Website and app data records

+-------+

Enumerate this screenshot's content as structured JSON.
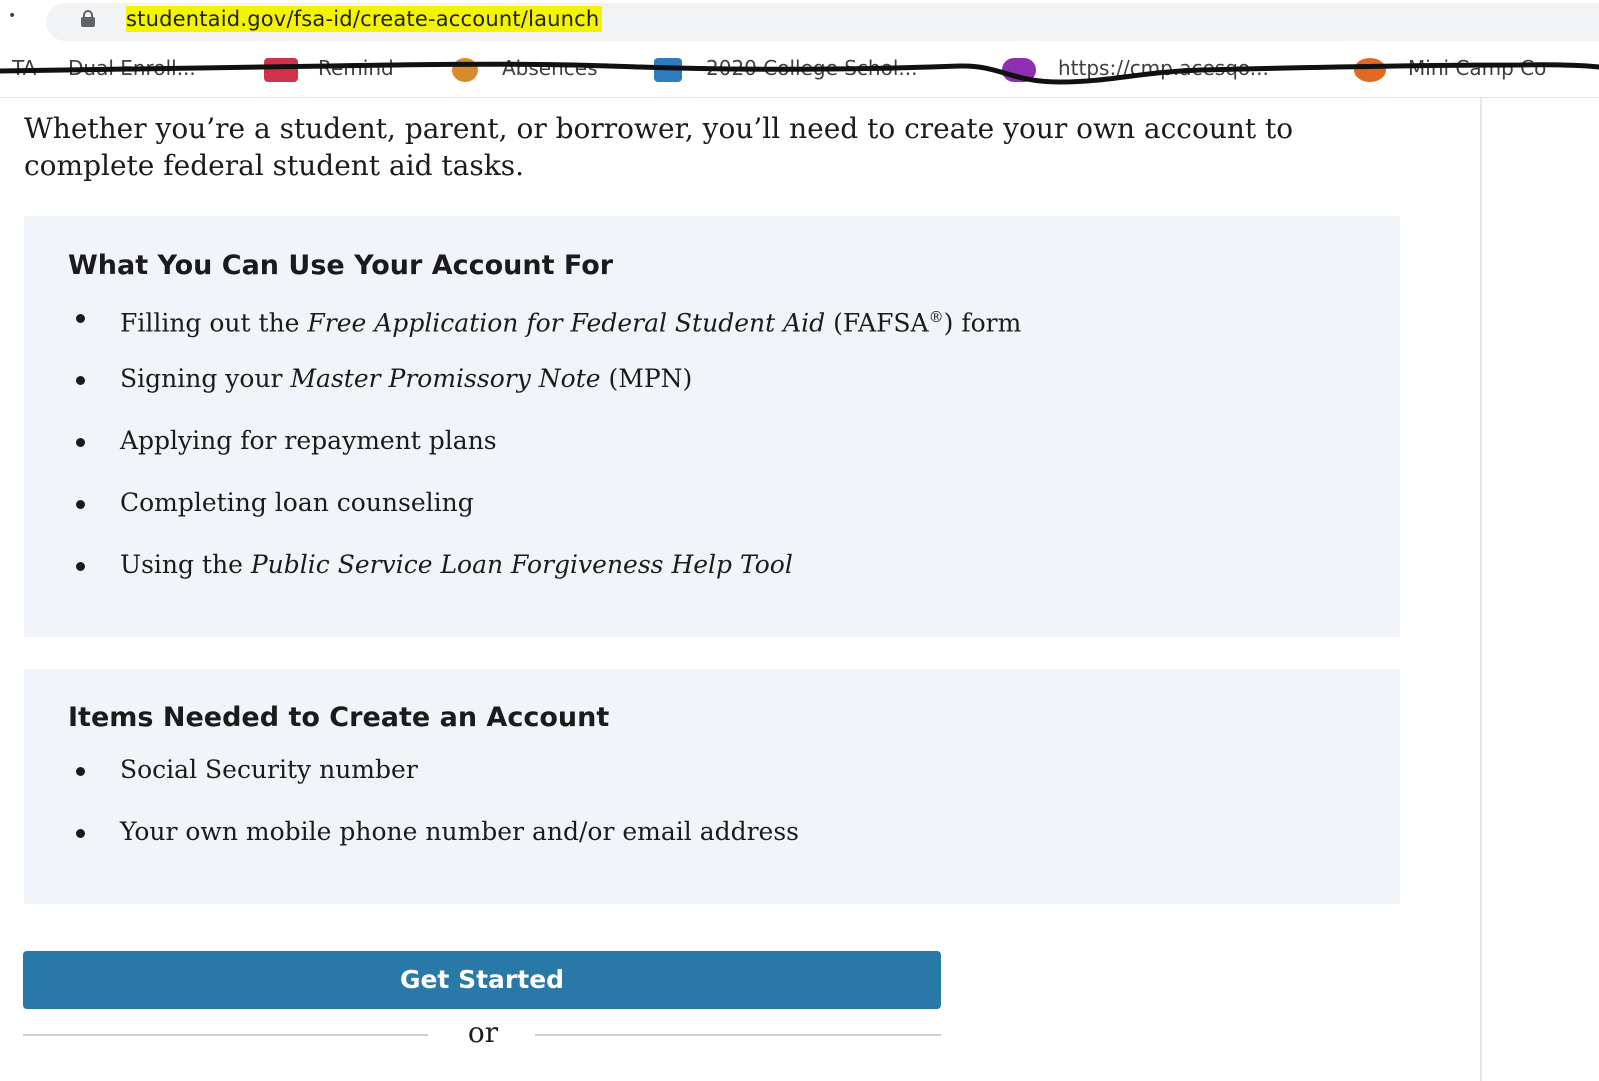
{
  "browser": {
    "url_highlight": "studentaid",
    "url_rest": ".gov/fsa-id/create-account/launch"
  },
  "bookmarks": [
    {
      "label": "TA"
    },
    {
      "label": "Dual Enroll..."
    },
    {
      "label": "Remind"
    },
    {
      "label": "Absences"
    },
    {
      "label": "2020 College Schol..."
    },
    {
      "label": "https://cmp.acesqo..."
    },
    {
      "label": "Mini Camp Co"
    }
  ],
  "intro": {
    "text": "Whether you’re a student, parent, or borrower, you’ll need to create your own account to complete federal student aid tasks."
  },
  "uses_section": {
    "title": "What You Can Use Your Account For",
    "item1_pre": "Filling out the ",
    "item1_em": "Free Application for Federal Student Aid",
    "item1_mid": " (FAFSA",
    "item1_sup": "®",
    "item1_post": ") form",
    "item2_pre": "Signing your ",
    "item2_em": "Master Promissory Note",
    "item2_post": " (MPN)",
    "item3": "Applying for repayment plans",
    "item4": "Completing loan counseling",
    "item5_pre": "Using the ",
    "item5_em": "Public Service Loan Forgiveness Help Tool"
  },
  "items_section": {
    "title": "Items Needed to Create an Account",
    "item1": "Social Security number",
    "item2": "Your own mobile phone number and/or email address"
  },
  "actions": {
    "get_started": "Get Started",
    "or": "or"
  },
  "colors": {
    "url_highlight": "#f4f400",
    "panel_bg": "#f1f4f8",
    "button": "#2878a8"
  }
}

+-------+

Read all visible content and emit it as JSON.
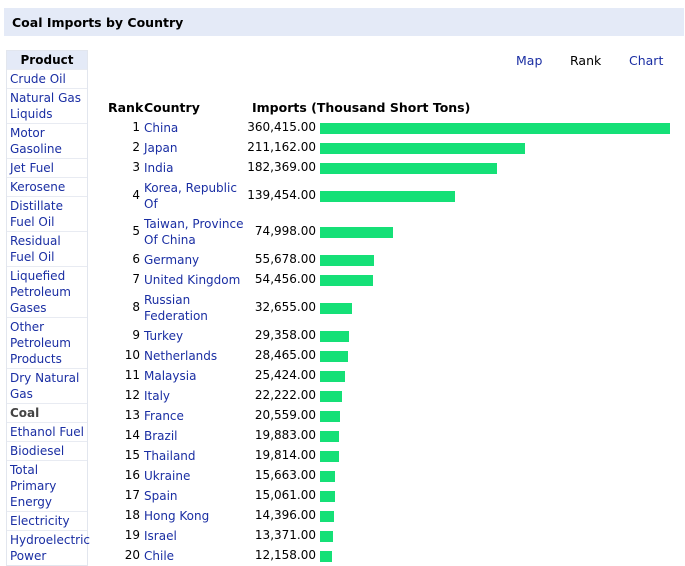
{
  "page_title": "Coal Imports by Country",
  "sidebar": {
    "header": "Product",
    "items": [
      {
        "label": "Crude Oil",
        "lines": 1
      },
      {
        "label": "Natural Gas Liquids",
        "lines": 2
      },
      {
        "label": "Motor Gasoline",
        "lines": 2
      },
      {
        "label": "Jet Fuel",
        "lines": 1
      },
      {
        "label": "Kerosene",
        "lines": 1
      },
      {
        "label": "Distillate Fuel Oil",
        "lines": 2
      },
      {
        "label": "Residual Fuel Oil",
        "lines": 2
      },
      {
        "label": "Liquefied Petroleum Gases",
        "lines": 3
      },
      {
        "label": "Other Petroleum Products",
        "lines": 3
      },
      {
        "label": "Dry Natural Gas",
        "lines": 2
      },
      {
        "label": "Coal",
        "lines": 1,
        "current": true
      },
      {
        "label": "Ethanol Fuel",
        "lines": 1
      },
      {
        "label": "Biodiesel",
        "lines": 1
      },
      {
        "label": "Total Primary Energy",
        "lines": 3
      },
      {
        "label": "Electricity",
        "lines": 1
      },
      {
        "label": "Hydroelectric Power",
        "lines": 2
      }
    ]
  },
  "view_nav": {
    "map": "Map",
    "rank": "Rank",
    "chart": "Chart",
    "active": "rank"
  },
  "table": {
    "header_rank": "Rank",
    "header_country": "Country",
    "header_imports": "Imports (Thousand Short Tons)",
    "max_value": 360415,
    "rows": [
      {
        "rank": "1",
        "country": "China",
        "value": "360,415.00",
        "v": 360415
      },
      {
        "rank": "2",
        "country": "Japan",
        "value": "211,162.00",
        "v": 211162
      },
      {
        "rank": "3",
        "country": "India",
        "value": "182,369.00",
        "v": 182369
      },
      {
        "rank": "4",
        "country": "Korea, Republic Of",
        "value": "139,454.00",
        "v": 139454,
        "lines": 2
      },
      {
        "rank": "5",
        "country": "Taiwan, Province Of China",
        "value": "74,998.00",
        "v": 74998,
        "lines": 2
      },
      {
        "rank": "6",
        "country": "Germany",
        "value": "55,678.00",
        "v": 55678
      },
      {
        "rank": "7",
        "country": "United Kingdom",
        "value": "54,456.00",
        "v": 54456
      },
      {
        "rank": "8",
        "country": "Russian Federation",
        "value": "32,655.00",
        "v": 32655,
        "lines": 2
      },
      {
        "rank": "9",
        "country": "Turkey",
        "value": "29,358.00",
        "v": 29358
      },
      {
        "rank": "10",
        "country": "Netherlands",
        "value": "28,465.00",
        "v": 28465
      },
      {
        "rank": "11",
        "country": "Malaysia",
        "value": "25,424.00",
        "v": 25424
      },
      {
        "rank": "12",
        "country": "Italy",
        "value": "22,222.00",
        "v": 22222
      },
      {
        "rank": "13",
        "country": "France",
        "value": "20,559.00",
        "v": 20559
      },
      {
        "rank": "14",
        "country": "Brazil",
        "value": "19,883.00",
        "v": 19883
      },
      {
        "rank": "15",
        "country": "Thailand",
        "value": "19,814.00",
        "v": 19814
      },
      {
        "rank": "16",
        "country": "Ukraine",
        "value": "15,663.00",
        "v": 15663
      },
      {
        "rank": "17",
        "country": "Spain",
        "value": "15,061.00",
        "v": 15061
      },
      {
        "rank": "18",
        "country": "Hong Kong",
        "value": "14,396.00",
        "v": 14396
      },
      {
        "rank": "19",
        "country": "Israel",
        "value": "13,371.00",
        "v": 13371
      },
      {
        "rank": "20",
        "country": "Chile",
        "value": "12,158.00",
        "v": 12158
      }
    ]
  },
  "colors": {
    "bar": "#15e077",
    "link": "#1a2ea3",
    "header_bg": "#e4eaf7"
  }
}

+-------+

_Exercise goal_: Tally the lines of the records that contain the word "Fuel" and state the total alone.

_Task result_: 4